Fall is the perfect time of year to transplant trees, shrubs, and many perennials! So go ahead and relocate that plant that might have gotten too big this year or one that doesn’t look right in its current home.
Mow your lawn a few last times but let it grow out a little before it completely slows down. Some like to overseed with warm-season grass seed and install grass plugs to thinning areas unless fertilizer is enough to thicken your turf areas up.
Apply winterizing fertilizer or a weed-and-feed fertilizer can eliminate the early spring fertilization and your lawn will take off nicely as the weather allows.
Move excess fallen leaves from the turf to your garden beds, mow over them until they’re finely shredded, or create a wildlife station in a back corner with sticks, twigs, clean leaves, and garden debris for your beneficial insects to have a place to overwinter with their larvae and eggs.
Garden art and sculptures need UV-resistant paint or protective coatings after a thorough cleaning so they can look great all year! Clean and sharpen tools, organize your shed and garage, and perform maintenance on your pond, fountains, and other water features during these slower months of the year!

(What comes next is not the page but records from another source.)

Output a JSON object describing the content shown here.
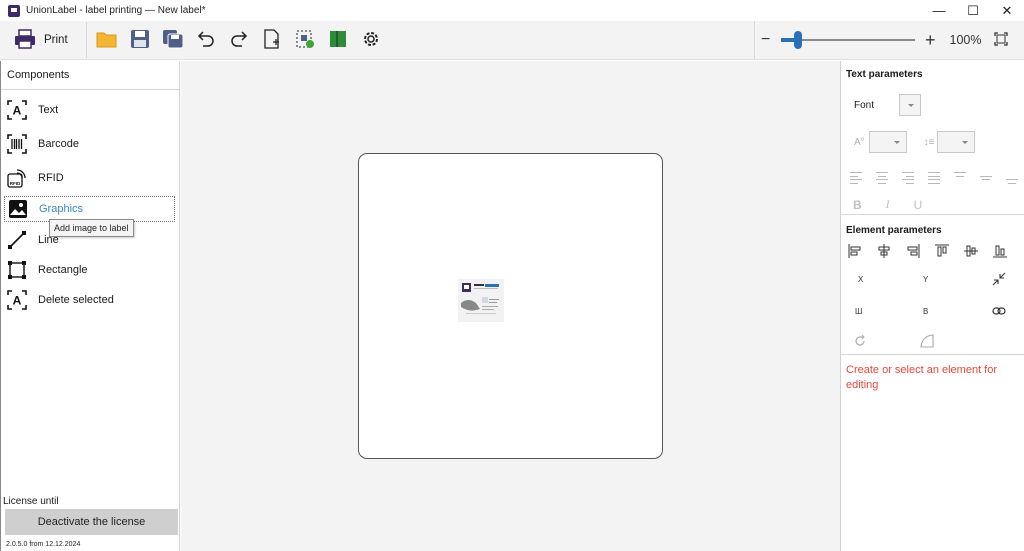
{
  "window": {
    "title": "UnionLabel - label printing — New label*",
    "minimize": "—",
    "maximize": "☐",
    "close": "✕"
  },
  "toolbar": {
    "print_label": "Print",
    "icons": [
      "open-folder-icon",
      "save-icon",
      "save-all-icon",
      "undo-icon",
      "redo-icon",
      "new-label-icon",
      "label-settings-icon",
      "book-icon",
      "settings-gear-icon"
    ],
    "zoom": {
      "minus": "−",
      "plus": "+",
      "value": "100%",
      "level": 0.1
    }
  },
  "components": {
    "header": "Components",
    "items": [
      {
        "label": "Text",
        "icon": "text-icon"
      },
      {
        "label": "Barcode",
        "icon": "barcode-icon"
      },
      {
        "label": "RFID",
        "icon": "rfid-icon"
      },
      {
        "label": "Graphics",
        "icon": "image-icon",
        "active": true
      },
      {
        "label": "Line",
        "icon": "line-icon"
      },
      {
        "label": "Rectangle",
        "icon": "rectangle-icon"
      },
      {
        "label": "Delete selected",
        "icon": "delete-selected-icon"
      }
    ],
    "tooltip": "Add image to label"
  },
  "license": {
    "until_label": "License until",
    "deactivate_button": "Deactivate the license",
    "version": "2.0.5.0 from 12.12.2024"
  },
  "text_parameters": {
    "title": "Text parameters",
    "font_label": "Font",
    "size_glyph": "A°",
    "spacing_glyph": "↕≡",
    "bold": "B",
    "italic": "I",
    "underline": "U"
  },
  "element_parameters": {
    "title": "Element parameters",
    "x_label": "X",
    "y_label": "Y",
    "width_label": "Ш",
    "height_label": "В"
  },
  "hint_text": "Create or select an element for editing",
  "colors": {
    "accent": "#2b6fb5",
    "active_text": "#3a88c8",
    "hint": "#e8483b",
    "brand": "#3e2a66"
  }
}
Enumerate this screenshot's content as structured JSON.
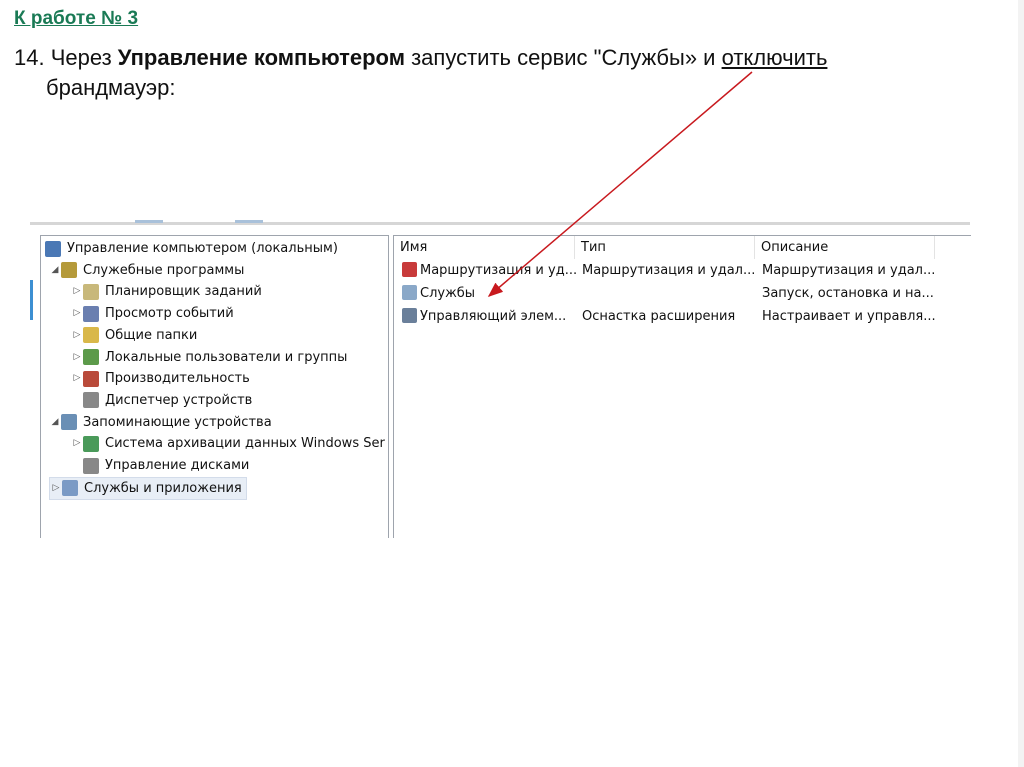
{
  "slide": {
    "title": "К работе № 3",
    "task": {
      "num": "14. Через ",
      "bold": "Управление компьютером",
      "mid": " запустить сервис  \"Службы» и ",
      "underlined": "отключить",
      "end": "брандмауэр:"
    }
  },
  "tree": [
    {
      "label": "Управление компьютером (локальным)",
      "icon": "computer-management-icon",
      "expander": ""
    },
    {
      "label": "Служебные программы",
      "icon": "tools-icon",
      "expander": "◢"
    },
    {
      "label": "Планировщик заданий",
      "icon": "clock-icon",
      "expander": "▷"
    },
    {
      "label": "Просмотр событий",
      "icon": "event-viewer-icon",
      "expander": "▷"
    },
    {
      "label": "Общие папки",
      "icon": "shared-folder-icon",
      "expander": "▷"
    },
    {
      "label": "Локальные пользователи и группы",
      "icon": "users-icon",
      "expander": "▷"
    },
    {
      "label": "Производительность",
      "icon": "performance-icon",
      "expander": "▷"
    },
    {
      "label": "Диспетчер устройств",
      "icon": "device-manager-icon",
      "expander": ""
    },
    {
      "label": "Запоминающие устройства",
      "icon": "storage-icon",
      "expander": "◢"
    },
    {
      "label": "Система архивации данных Windows Ser",
      "icon": "backup-icon",
      "expander": "▷"
    },
    {
      "label": "Управление дисками",
      "icon": "disk-icon",
      "expander": ""
    },
    {
      "label": "Службы и приложения",
      "icon": "services-apps-icon",
      "expander": "▷"
    }
  ],
  "list": {
    "columns": [
      "Имя",
      "Тип",
      "Описание"
    ],
    "rows": [
      {
        "name": "Маршрутизация и уд...",
        "type": "Маршрутизация и удал...",
        "desc": "Маршрутизация и удал...",
        "icon": "routing-icon"
      },
      {
        "name": "Службы",
        "type": "",
        "desc": "Запуск, остановка и на...",
        "icon": "gear-icon"
      },
      {
        "name": "Управляющий элем...",
        "type": "Оснастка расширения",
        "desc": "Настраивает и управля...",
        "icon": "wmi-icon"
      }
    ]
  },
  "colors": {
    "title": "#1a7a55",
    "arrow": "#c8191e"
  }
}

Even warmer climates can have wild weather, storms, and rogue freezes! Any container tropicals need a place to move to in case of an occasional dip in temperatures, and you will want covers for your Citrus trees, larger tropical plants, and trees ready to go should a freeze warning be issued. For plants that will migrate indoors for the winter, begin acclimating them now by moving them into shaded areas so they don’t go into shock at the consistently warm and lower light conditions that your home has waiting for them.
Reserve areas for plants to move into in case of hurricanes or storms that show up in the fall and winter. Get container plants on casters or have a hand truck ready to move them on demand.
Stake newly planted or young trees and top-heavy plants to help them withstand strong winds.
Now is a great time to sit back and reflect on what went right and what went wrong from the past growing season! Record your thoughts and plans for next year in your favorite garden journal or gardening app, so you know what to do differently next year! Keep track of where you planted your vegetable crops in the garden so you can rotate plants like tomatoes which will appreciate that.
All because your landscape is winding down and temperatures are cooling, unfortunately, it doesn't mean you can just yet! Not only is the cooler weather easier for gardeners to get outside and perform chores, but it's a great time to prepare your garden for spring!
An ounce of prep and prevention now will lead to a bigger and brighter garden next spring! Plus, fall is a great time to put your spring plant order in with Nature Hills! We’ll ship your plants at the proper planting time when it's safe, so check out our website today and start gearing up for a beautiful 2024 gardening season now!